** THE RECORDS follows **

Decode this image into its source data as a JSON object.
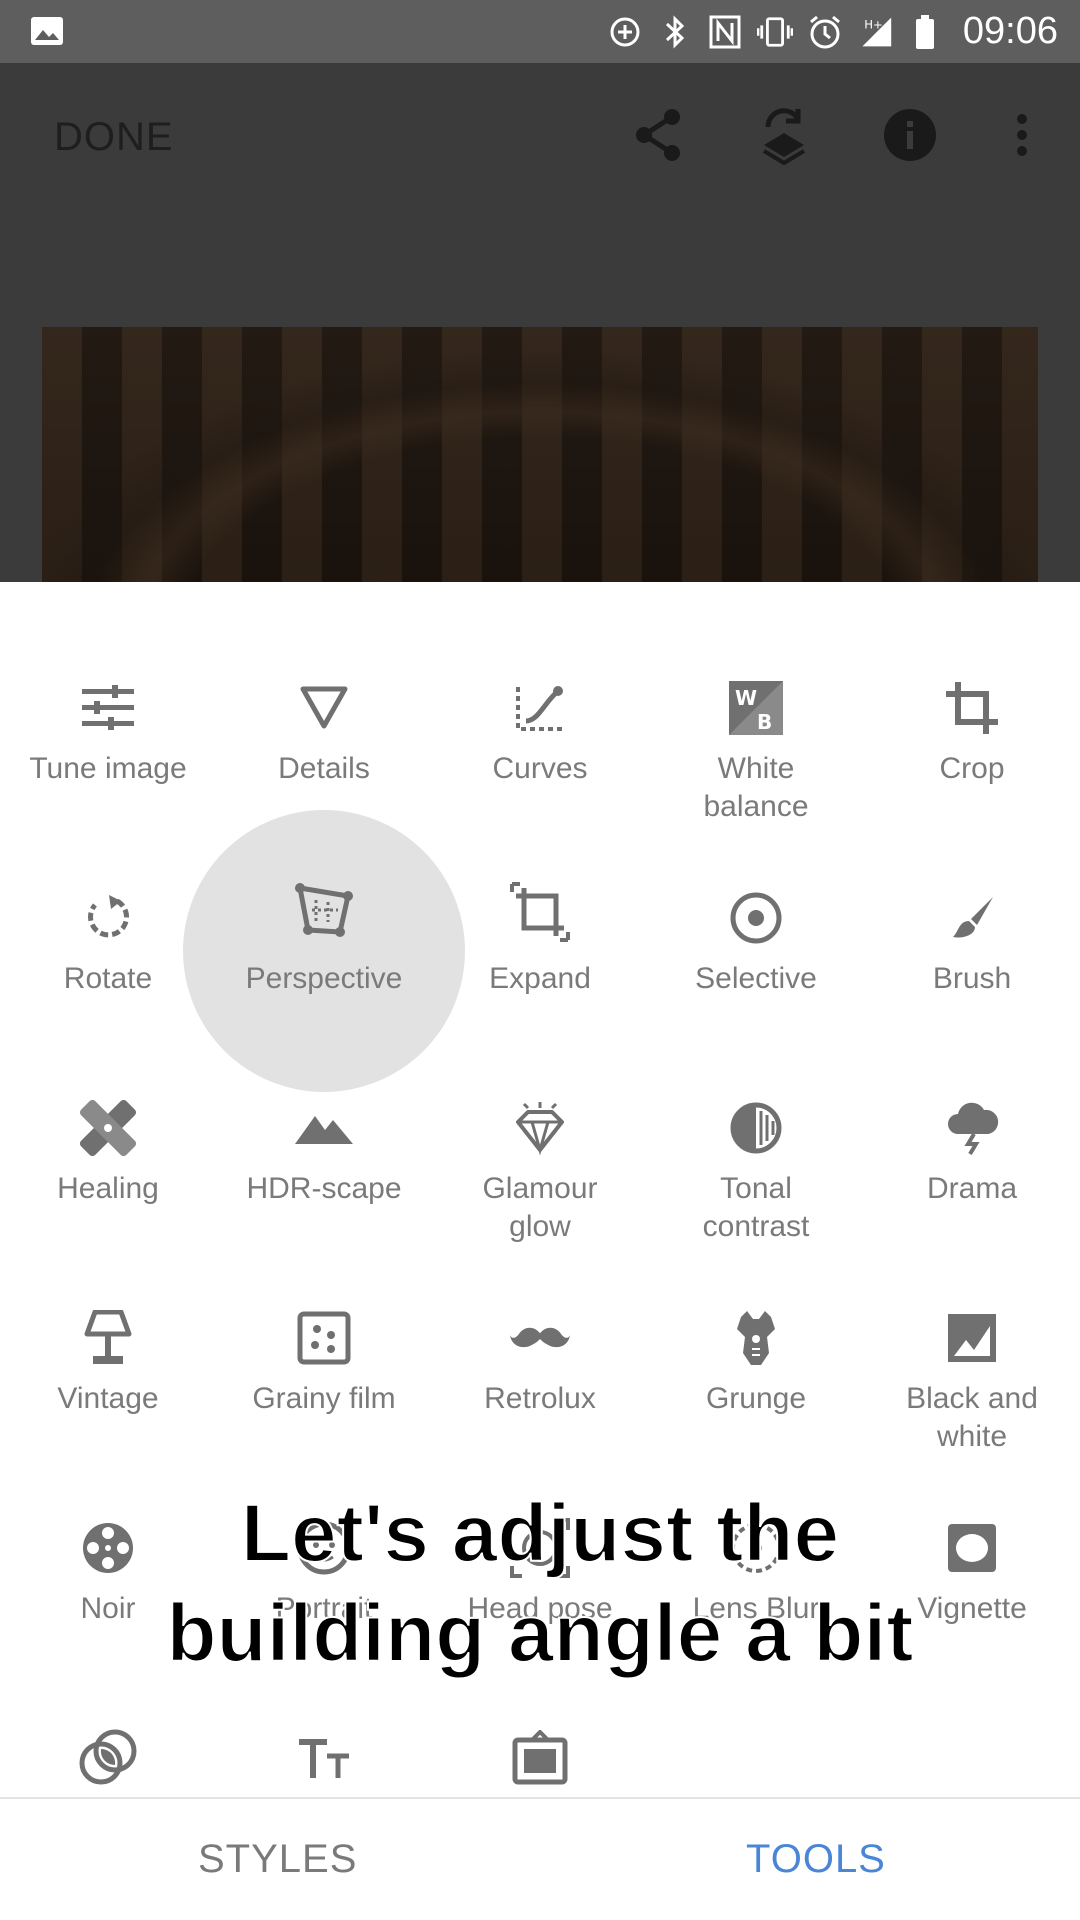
{
  "status_bar": {
    "time": "09:06",
    "icons": [
      "image-icon",
      "data-saver-icon",
      "bluetooth-icon",
      "nfc-icon",
      "vibrate-icon",
      "alarm-icon",
      "signal-hplus-icon",
      "battery-icon"
    ]
  },
  "top_bar": {
    "done_label": "DONE",
    "icons": [
      "share-icon",
      "layers-undo-icon",
      "info-icon",
      "more-vert-icon"
    ]
  },
  "tools": [
    {
      "label": "Tune image",
      "icon": "tune-icon"
    },
    {
      "label": "Details",
      "icon": "details-triangle-icon"
    },
    {
      "label": "Curves",
      "icon": "curves-icon"
    },
    {
      "label": "White\nbalance",
      "icon": "white-balance-icon"
    },
    {
      "label": "Crop",
      "icon": "crop-icon"
    },
    {
      "label": "Rotate",
      "icon": "rotate-icon"
    },
    {
      "label": "Perspective",
      "icon": "perspective-icon"
    },
    {
      "label": "Expand",
      "icon": "expand-icon"
    },
    {
      "label": "Selective",
      "icon": "selective-icon"
    },
    {
      "label": "Brush",
      "icon": "brush-icon"
    },
    {
      "label": "Healing",
      "icon": "healing-icon"
    },
    {
      "label": "HDR-scape",
      "icon": "mountains-icon"
    },
    {
      "label": "Glamour\nglow",
      "icon": "diamond-icon"
    },
    {
      "label": "Tonal\ncontrast",
      "icon": "tonal-contrast-icon"
    },
    {
      "label": "Drama",
      "icon": "storm-cloud-icon"
    },
    {
      "label": "Vintage",
      "icon": "lamp-icon"
    },
    {
      "label": "Grainy film",
      "icon": "grainy-film-icon"
    },
    {
      "label": "Retrolux",
      "icon": "moustache-icon"
    },
    {
      "label": "Grunge",
      "icon": "grunge-guitar-icon"
    },
    {
      "label": "Black and\nwhite",
      "icon": "black-white-icon"
    },
    {
      "label": "Noir",
      "icon": "film-reel-icon"
    },
    {
      "label": "Portrait",
      "icon": "face-icon"
    },
    {
      "label": "Head pose",
      "icon": "head-pose-icon"
    },
    {
      "label": "Lens Blur",
      "icon": "lens-blur-icon"
    },
    {
      "label": "Vignette",
      "icon": "vignette-icon"
    },
    {
      "label": "",
      "icon": "double-exposure-icon"
    },
    {
      "label": "",
      "icon": "text-icon"
    },
    {
      "label": "",
      "icon": "frames-icon"
    }
  ],
  "overlay_caption": "Let's adjust the\nbuilding angle a bit",
  "tabs": {
    "styles": "STYLES",
    "tools": "TOOLS"
  },
  "colors": {
    "active_tab": "#4a86d6",
    "icon_gray": "#707070",
    "label_gray": "#7a7a7a",
    "dim_overlay": "#3b3b3b"
  }
}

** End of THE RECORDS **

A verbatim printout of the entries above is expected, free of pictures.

ANSWER TO THIS EXERCISE:
Decode this image into its source data as a JSON object.
{
  "status_bar": {
    "time": "09:06",
    "icons": [
      "image-icon",
      "data-saver-icon",
      "bluetooth-icon",
      "nfc-icon",
      "vibrate-icon",
      "alarm-icon",
      "signal-hplus-icon",
      "battery-icon"
    ]
  },
  "top_bar": {
    "done_label": "DONE",
    "icons": [
      "share-icon",
      "layers-undo-icon",
      "info-icon",
      "more-vert-icon"
    ]
  },
  "tools": [
    {
      "label": "Tune image",
      "icon": "tune-icon"
    },
    {
      "label": "Details",
      "icon": "details-triangle-icon"
    },
    {
      "label": "Curves",
      "icon": "curves-icon"
    },
    {
      "label": "White\nbalance",
      "icon": "white-balance-icon"
    },
    {
      "label": "Crop",
      "icon": "crop-icon"
    },
    {
      "label": "Rotate",
      "icon": "rotate-icon"
    },
    {
      "label": "Perspective",
      "icon": "perspective-icon"
    },
    {
      "label": "Expand",
      "icon": "expand-icon"
    },
    {
      "label": "Selective",
      "icon": "selective-icon"
    },
    {
      "label": "Brush",
      "icon": "brush-icon"
    },
    {
      "label": "Healing",
      "icon": "healing-icon"
    },
    {
      "label": "HDR-scape",
      "icon": "mountains-icon"
    },
    {
      "label": "Glamour\nglow",
      "icon": "diamond-icon"
    },
    {
      "label": "Tonal\ncontrast",
      "icon": "tonal-contrast-icon"
    },
    {
      "label": "Drama",
      "icon": "storm-cloud-icon"
    },
    {
      "label": "Vintage",
      "icon": "lamp-icon"
    },
    {
      "label": "Grainy film",
      "icon": "grainy-film-icon"
    },
    {
      "label": "Retrolux",
      "icon": "moustache-icon"
    },
    {
      "label": "Grunge",
      "icon": "grunge-guitar-icon"
    },
    {
      "label": "Black and\nwhite",
      "icon": "black-white-icon"
    },
    {
      "label": "Noir",
      "icon": "film-reel-icon"
    },
    {
      "label": "Portrait",
      "icon": "face-icon"
    },
    {
      "label": "Head pose",
      "icon": "head-pose-icon"
    },
    {
      "label": "Lens Blur",
      "icon": "lens-blur-icon"
    },
    {
      "label": "Vignette",
      "icon": "vignette-icon"
    },
    {
      "label": "",
      "icon": "double-exposure-icon"
    },
    {
      "label": "",
      "icon": "text-icon"
    },
    {
      "label": "",
      "icon": "frames-icon"
    }
  ],
  "overlay_caption": "Let's adjust the\nbuilding angle a bit",
  "tabs": {
    "styles": "STYLES",
    "tools": "TOOLS"
  },
  "colors": {
    "active_tab": "#4a86d6",
    "icon_gray": "#707070",
    "label_gray": "#7a7a7a",
    "dim_overlay": "#3b3b3b"
  }
}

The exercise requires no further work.